Why must we abstain from meat but not from fish?
In the original Latin text of Pope Paul VI’s apostolic constitution Paenitemini we find the following:
Abstinentiae lex vetat carne vesei, non autem ovis, lacticiniis et quibuslibet condimentis etiam ex adipe animalium [III:1].
(Translation): The law of abstinence forbids the use of meat, but not of eggs, the products of milk, or condiments made of animal fat [III:1].

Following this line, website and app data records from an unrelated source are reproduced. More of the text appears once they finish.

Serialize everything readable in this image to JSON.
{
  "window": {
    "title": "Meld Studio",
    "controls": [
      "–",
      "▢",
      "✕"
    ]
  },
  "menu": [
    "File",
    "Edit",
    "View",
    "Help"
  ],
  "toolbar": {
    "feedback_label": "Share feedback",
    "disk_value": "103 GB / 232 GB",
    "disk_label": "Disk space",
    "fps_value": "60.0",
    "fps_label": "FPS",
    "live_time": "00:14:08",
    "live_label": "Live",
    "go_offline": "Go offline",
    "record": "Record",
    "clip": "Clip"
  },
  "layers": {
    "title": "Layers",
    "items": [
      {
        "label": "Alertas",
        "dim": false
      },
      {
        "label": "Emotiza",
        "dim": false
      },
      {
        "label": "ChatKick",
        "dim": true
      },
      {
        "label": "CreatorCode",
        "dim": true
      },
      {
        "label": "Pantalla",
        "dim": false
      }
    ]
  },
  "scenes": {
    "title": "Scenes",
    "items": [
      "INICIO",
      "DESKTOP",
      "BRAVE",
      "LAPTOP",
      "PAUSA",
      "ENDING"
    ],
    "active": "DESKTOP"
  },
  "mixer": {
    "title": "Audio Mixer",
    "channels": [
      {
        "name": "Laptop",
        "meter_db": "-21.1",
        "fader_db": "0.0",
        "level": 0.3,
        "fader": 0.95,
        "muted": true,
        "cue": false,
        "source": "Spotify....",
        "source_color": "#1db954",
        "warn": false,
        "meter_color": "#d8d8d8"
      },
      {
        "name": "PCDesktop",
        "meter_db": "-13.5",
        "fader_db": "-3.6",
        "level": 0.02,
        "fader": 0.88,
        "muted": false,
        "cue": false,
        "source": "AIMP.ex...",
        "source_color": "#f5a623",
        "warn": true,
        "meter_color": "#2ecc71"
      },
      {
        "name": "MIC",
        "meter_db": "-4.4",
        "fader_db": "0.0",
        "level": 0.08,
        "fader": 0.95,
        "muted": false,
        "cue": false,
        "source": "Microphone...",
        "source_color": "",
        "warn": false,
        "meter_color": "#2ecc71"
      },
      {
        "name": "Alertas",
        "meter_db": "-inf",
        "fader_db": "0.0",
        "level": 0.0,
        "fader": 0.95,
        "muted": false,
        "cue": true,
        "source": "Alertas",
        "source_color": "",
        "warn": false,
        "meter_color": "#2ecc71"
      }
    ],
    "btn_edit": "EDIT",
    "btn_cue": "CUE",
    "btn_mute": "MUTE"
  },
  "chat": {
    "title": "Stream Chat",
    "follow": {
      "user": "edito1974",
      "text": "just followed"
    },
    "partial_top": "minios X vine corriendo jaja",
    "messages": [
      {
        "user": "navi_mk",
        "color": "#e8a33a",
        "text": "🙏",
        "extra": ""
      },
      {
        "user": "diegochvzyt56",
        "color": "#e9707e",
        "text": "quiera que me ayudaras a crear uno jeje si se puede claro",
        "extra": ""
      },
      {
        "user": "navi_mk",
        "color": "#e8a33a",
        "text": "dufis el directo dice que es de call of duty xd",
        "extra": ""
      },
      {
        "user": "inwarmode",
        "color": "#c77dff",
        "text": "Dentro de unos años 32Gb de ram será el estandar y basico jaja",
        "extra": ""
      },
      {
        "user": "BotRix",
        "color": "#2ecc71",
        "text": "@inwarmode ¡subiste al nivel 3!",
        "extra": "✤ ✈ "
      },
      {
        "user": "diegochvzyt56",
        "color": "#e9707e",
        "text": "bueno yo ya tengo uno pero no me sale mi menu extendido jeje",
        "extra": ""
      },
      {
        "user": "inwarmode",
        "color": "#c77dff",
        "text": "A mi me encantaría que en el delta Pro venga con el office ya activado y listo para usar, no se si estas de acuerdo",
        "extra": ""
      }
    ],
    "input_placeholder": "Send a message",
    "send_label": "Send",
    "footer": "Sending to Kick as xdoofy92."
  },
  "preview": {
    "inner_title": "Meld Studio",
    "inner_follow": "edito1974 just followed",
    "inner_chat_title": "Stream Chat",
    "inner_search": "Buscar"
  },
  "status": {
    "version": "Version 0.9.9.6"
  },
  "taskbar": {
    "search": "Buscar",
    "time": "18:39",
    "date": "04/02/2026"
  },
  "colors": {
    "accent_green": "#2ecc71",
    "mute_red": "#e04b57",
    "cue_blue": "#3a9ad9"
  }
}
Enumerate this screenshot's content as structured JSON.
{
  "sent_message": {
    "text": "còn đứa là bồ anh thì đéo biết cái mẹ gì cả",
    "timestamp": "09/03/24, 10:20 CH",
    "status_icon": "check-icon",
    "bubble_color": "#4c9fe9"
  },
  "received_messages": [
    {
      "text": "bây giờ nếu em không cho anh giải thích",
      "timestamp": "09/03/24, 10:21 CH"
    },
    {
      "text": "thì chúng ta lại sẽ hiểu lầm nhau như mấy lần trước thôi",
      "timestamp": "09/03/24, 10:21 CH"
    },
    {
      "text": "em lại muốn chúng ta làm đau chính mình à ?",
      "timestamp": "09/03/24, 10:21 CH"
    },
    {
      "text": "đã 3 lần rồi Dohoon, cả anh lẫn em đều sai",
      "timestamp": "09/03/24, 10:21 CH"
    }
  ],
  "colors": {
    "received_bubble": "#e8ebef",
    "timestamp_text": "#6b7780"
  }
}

The word used for meat is carnis. In modern English, the word meat can refer to any animal flesh. But, in the Latin cited here, it refers to mammals and birds only. So, fish, seafood, amphibians, and insects are permitted (assuming you want to eat some of them); but mammals and fowls are not.